Customer Experience Tools
Explore more insights from Bain's 2020 Customer Experience Tools and Trends survey: Let No Tool Stand Alone.
The Net Promoter System℠ is a management approach built on the Net Promoter Score℠. The Net Promoter Score allows companies to classify customers as promoters, passives and detractors, and ties individual customer behavior to these classifications. Using the score and the steady stream of customer feedback, the Net Promoter System fuels constant learning and improvement and helps companies monitor the health of customer relationships, embed customer advocacy throughout the business and create a foundation for customer-led growth.
Our insights share how the right CX tools make customers’ lives richer and more fulfilling and strengthen a company’s economics by holding down costs and securing new revenue streams.
How companies use the Net Promoter System
- Monitor and improve customer interactions. Much of the Net Promoter System’s feedback focuses on individual events, such as particular transactions or specific parts of the experience. The granularity of the system helps employees learn from recent interactions, allowing them to change their approach and observe outcomes.
- Facilitate learning and development of customer-facing agents. The system requires managers to regularly share and discuss feedback with frontline employees while an interaction remains fresh in their minds. Employees can then try new approaches and report results to coaches and fellow team members.
- Monitor advocacy for the brand. Companies use the Net Promoter Score to measure customer sentiment across products, regions and channels, allowing them to gauge the effectiveness of loyalty-building efforts and identify weaknesses. Many companies also conduct competitive benchmarking, comparing their Net Promoter Scores against those of potential competitors.
- Integrate the voice of the customer into ongoing improvements. Continuous learning starts when a company shares a customer’s feedback with a frontline employee, and ends when the employee closes the loop with the original customer. The process elevates feedback as a guide to larger structural improvements, empowering employees to provide better service.

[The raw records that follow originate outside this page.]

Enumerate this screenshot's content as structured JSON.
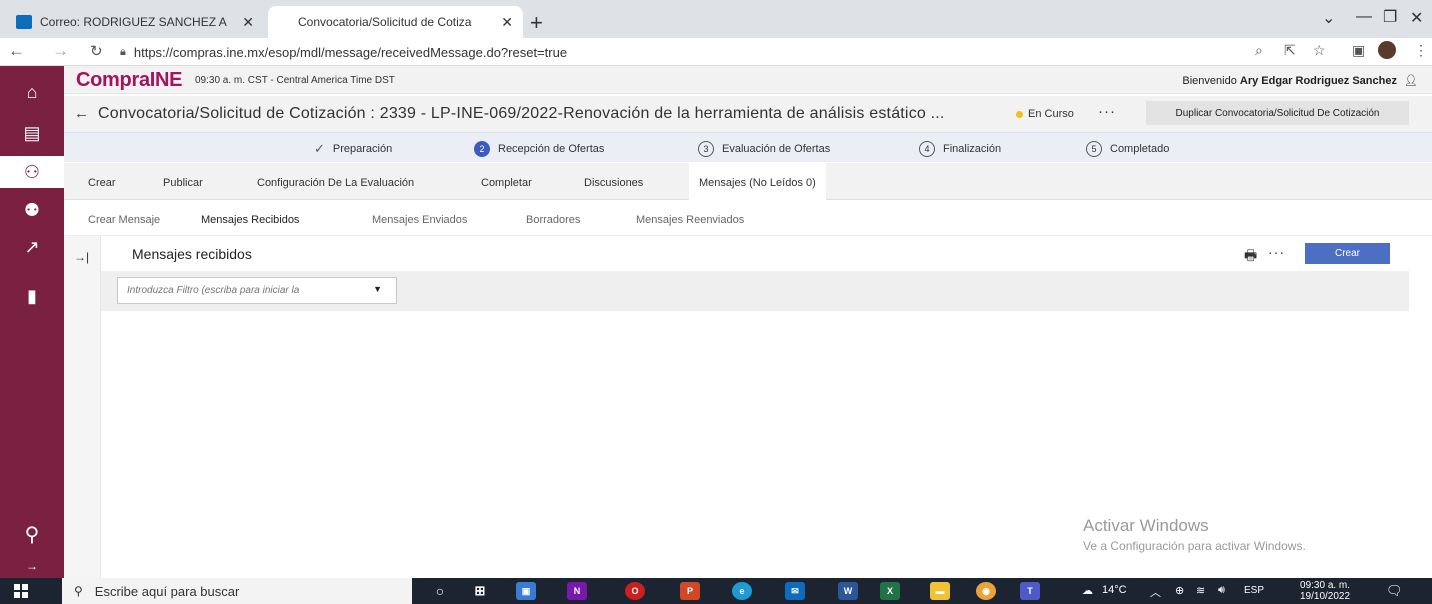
{
  "browser": {
    "tabs": [
      {
        "title": "Correo: RODRIGUEZ SANCHEZ A",
        "favicon_color": "#0a6ebd"
      },
      {
        "title": "Convocatoria/Solicitud de Cotiza",
        "favicon_color": ""
      }
    ],
    "new_tab": "+",
    "url": "https://compras.ine.mx/esop/mdl/message/receivedMessage.do?reset=true"
  },
  "sidebar": {
    "icons": [
      "home-icon",
      "dashboard-icon",
      "handshake-icon",
      "users-icon",
      "analytics-icon",
      "documents-icon",
      "search-icon"
    ],
    "active_index": 2,
    "expand": "→"
  },
  "app_header": {
    "logo": "CompraINE",
    "time": "09:30 a. m. CST - Central America Time DST",
    "welcome_prefix": "Bienvenido",
    "user_name": "Ary Edgar Rodriguez Sanchez"
  },
  "title_row": {
    "back": "←",
    "title": "Convocatoria/Solicitud de Cotización : 2339 - LP-INE-069/2022-Renovación de la herramienta de análisis estático ...",
    "status": "En Curso",
    "more": "···",
    "duplicate_button": "Duplicar Convocatoria/Solicitud De Cotización"
  },
  "steps": [
    {
      "num": "",
      "label": "Preparación",
      "state": "done"
    },
    {
      "num": "2",
      "label": "Recepción de Ofertas",
      "state": "current"
    },
    {
      "num": "3",
      "label": "Evaluación de Ofertas",
      "state": "todo"
    },
    {
      "num": "4",
      "label": "Finalización",
      "state": "todo"
    },
    {
      "num": "5",
      "label": "Completado",
      "state": "todo"
    }
  ],
  "main_tabs": [
    "Crear",
    "Publicar",
    "Configuración De La Evaluación",
    "Completar",
    "Discusiones",
    "Mensajes (No Leídos 0)"
  ],
  "main_tabs_active": 5,
  "sub_tabs": [
    "Crear Mensaje",
    "Mensajes Recibidos",
    "Mensajes Enviados",
    "Borradores",
    "Mensajes Reenviados"
  ],
  "sub_tabs_active": 1,
  "panel": {
    "title": "Mensajes recibidos",
    "more": "···",
    "create_button": "Crear",
    "filter_placeholder": "Introduzca Filtro (escriba para iniciar la"
  },
  "watermark": {
    "line1": "Activar Windows",
    "line2": "Ve a Configuración para activar Windows."
  },
  "taskbar": {
    "search_placeholder": "Escribe aquí para buscar",
    "weather": "14°C",
    "language": "ESP",
    "time": "09:30 a. m.",
    "date": "19/10/2022"
  },
  "colors": {
    "brand": "#a3145c",
    "sidebar": "#7a2040",
    "accent": "#4c6ec3"
  }
}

- Sustain commitment from senior executives. Companies that create more promoters and fewer detractors have senior leaders who embed a customer perspective at every level of the organization.
- Create a reliable, trusted metric. Companies should develop, test and ﬁne-tune their sampling and survey techniques so that everyone in the organization trusts the data and customer classifications.
- Focus on feedback, learning and improvement. The system has three mechanisms that turn feedback into action: the inner loop, which provides frontline employees with real-time customer feedback; huddles, short team meetings that provide a forum for support and knowledge sharing; and the outer loop, which helps senior leaders prioritize and support customer-friendly changes that employees cannot make on their own.
- Foster an environment that values loyalty. Employees need to see the connection between the work they do and its effect on customers. This requires thoughtful hiring, the right tools and environment, formal training and ongoing coaching, and a system of rewards and recognition.
- Develop a robust operational and analytic infrastructure. Implementing a short-cycle closed-loop feedback system requires support from an infrastructure that can trigger feedback requests, capture the responses, send them to the right employees in real time, track follow-up action, and support data mining and analysis.
Net Promoter®, NPS®, and the NPS-related emoticons are registered trademarks of Bain & Company, Inc., Satmetrix Systems, Inc., and Fred Reichheld. Net Promoter Score℠ and Net Promoter System℠ are service marks of Bain & Company, Inc., Satmetrix Systems, Inc., and Fred Reichheld.